Liz Carlisle could have written a book on regenerative agriculture that extolled the virtues of intensive grazing and no-till. She could have focused on practices like cover cropping and polyculture, and how they can lead to carbon sequestration and increased soil organic matter. That was her intent, after all: “to pin down the potential for agricultural climate solutions in technical terms.”
Thankfully for the reader, she ventures much deeper, positing: “Maybe we could actually make a dent in climate change if we tweaked more than just individual agricultural practices, if we reoriented the logic underpinning our entire food system.”
Over the course of four chapters, “Healing Grounds” leads us into the histories and present day of Indigenous, Black, Mesoamerican and Asian American farmers. From the Blackfeet Nation and a project to reintroduce buffalo to their native grazing grounds, to Black agroforestry in North Carolina, to the immense biodiversity and a community approach to small farming in California, readers are taken on a journey that acknowledges the effect of colonization on the land, people and climate, and are shown why we can’t settle for a simplistic approach of swapping a handful of conventional farming practices for regenerative ones.
From the buffalo, we learn how the fundamental principle of regenerative grazing is “one that challenges settler agriculture to its core.” Carlisle writes, “To see plants and animals as gifts, and indeed as teachers, we have to let go of the idea of domination … The most sustainable food systems, as the history of the North American prairie clearly demonstrates, are liberated ones.”
Each farmer Carlisle meets reiterates the importance of liberation. Even the language we use matters. Farmer Olivia Watkins prefers the term “spawn run” over “colonize” when talking about growing mushrooms. “Colonization connotes violence, and that’s not how mycelia — strands of fungi that collaborate to form a sort of superorganism — operate.”
Extracting the violence from our language requires understanding how violence has shaped farming, land and who has access to land in this country. Carlisle deftly weaves the histories of colonization, land theft, slavery, anti-Asian laws, and prejudice against immigrant farm workers alongside the concurrent histories of resilience, community, wisdom and skill of historically marginalized peoples. Where others may miss or dismiss the connections, Carlisle brings them to the forefront for us to grapple with.
“The structure and conditions of work are seldom raised in discussions about how to store more carbon in soils, but the two issues are powerfully connected. In our current food system, the exploitation of people and the exploitation of land are inextricably joined together. Our future food system must be one of mutual flourishing,” she writes.

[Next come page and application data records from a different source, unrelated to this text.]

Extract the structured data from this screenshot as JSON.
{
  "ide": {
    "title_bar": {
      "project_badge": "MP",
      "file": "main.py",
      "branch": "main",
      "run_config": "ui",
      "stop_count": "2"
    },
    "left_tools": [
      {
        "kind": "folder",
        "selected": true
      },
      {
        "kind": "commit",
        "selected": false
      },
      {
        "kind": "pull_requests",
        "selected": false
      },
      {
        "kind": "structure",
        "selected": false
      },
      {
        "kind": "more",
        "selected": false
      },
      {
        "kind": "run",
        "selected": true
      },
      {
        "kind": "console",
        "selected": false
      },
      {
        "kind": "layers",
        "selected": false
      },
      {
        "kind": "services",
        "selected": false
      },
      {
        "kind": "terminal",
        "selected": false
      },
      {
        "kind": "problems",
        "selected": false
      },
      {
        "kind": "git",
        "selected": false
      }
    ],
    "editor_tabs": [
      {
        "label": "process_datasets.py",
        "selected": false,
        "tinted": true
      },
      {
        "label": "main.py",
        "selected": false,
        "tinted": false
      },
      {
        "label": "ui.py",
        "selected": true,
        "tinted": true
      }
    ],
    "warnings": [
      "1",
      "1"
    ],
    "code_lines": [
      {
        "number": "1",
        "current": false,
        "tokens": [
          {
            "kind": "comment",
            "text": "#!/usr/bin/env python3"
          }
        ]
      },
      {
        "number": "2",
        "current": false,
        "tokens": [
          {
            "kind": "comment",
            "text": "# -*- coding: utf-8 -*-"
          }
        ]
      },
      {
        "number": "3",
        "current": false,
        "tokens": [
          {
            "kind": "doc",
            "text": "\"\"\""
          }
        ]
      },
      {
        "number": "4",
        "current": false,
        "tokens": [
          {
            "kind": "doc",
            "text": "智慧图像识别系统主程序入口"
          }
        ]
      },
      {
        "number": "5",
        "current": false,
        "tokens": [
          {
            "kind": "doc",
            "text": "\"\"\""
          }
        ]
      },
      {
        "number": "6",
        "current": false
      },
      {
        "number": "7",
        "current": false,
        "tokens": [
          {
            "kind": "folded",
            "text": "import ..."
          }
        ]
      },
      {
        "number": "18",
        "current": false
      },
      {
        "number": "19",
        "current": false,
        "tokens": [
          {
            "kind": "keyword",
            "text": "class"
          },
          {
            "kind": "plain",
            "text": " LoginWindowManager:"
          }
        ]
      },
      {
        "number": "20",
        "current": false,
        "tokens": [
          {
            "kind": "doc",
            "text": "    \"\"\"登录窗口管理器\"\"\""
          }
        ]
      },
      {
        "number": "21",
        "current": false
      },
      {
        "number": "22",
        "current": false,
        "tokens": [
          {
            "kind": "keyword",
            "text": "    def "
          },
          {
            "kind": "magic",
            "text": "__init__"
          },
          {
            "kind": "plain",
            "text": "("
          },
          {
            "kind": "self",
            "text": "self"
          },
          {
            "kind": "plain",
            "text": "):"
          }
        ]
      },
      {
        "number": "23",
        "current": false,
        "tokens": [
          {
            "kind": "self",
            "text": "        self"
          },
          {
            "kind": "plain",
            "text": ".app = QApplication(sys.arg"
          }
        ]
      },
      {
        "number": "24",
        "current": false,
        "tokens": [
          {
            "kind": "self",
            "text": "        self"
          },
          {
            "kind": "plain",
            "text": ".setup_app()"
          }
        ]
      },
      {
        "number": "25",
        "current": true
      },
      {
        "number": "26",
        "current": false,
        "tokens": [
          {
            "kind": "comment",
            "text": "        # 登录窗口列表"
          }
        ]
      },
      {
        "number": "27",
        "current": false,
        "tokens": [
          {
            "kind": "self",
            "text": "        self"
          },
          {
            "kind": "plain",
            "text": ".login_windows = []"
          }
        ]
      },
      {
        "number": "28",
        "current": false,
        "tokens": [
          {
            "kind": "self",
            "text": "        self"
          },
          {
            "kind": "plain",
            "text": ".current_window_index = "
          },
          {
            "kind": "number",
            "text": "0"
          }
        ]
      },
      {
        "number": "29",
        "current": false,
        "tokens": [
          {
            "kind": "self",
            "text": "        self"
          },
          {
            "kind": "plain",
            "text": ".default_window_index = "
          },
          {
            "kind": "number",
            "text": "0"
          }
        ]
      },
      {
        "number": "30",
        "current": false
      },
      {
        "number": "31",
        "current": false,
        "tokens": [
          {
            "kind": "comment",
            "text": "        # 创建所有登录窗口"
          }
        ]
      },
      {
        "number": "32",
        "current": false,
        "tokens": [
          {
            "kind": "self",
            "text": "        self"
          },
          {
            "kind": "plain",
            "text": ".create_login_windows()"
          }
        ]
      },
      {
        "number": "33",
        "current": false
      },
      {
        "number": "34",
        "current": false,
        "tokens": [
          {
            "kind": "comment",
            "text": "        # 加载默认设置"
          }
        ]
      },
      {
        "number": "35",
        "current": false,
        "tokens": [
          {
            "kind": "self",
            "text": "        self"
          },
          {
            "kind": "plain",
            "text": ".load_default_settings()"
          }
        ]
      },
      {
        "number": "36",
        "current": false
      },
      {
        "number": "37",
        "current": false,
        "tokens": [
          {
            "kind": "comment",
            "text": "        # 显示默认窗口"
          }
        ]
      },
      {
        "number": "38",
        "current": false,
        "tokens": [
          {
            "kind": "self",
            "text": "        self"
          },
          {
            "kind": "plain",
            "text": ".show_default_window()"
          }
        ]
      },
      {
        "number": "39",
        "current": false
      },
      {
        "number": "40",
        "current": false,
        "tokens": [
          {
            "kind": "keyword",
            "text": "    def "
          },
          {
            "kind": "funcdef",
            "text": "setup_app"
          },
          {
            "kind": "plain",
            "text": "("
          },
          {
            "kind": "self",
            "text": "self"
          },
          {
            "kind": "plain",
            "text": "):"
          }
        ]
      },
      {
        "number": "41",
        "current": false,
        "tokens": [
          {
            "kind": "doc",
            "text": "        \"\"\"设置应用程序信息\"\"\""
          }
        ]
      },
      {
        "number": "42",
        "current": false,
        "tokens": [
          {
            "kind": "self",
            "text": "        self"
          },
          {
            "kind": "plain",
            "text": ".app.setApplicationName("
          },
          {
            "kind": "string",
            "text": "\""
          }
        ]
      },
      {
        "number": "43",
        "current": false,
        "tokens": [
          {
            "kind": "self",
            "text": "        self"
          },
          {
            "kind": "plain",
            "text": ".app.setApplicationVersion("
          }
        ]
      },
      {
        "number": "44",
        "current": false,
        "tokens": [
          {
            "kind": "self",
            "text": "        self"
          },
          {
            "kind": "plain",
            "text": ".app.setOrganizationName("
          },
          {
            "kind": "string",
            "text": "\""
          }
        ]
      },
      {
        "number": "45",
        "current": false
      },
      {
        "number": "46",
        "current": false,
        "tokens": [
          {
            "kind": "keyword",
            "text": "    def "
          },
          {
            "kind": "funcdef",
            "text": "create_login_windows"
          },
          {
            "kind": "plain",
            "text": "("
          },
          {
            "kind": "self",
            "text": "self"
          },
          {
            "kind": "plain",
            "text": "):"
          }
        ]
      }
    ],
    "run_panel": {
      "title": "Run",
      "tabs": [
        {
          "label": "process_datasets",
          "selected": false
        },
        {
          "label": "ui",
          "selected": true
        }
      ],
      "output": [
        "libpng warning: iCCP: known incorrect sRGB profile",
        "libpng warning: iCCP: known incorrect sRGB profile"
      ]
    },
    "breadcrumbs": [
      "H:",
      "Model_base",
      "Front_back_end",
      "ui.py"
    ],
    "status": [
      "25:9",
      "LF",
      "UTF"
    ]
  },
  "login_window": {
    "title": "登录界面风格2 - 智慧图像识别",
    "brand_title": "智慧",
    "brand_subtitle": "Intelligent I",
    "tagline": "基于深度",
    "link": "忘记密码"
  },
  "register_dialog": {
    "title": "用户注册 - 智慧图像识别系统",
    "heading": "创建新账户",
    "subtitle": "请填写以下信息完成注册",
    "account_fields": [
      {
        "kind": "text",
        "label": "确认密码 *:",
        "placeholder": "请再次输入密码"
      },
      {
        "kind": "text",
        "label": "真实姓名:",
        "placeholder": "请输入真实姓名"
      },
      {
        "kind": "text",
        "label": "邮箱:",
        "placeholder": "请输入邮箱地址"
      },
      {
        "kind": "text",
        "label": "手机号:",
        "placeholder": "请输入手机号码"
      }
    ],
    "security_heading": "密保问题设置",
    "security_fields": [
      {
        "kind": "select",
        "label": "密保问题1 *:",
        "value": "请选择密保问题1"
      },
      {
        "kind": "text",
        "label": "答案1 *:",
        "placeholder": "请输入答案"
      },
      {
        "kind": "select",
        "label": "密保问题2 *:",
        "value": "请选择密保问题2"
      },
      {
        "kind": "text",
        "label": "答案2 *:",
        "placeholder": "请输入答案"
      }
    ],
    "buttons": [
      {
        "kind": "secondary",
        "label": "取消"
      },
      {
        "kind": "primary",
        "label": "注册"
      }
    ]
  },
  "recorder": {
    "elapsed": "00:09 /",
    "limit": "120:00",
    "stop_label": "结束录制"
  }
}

This book doesn’t give us a straightforward strategy for carbon sequestration, but it does present answers in its own way — if we’re willing to honestly reckon with the history of colonization and afford land access to those most equipped to show us the way forward, then the possibility of healing soils, climate and communities is possible.
Katie Spring, Good Heart Farmstead, L3C, Worcester, Vermont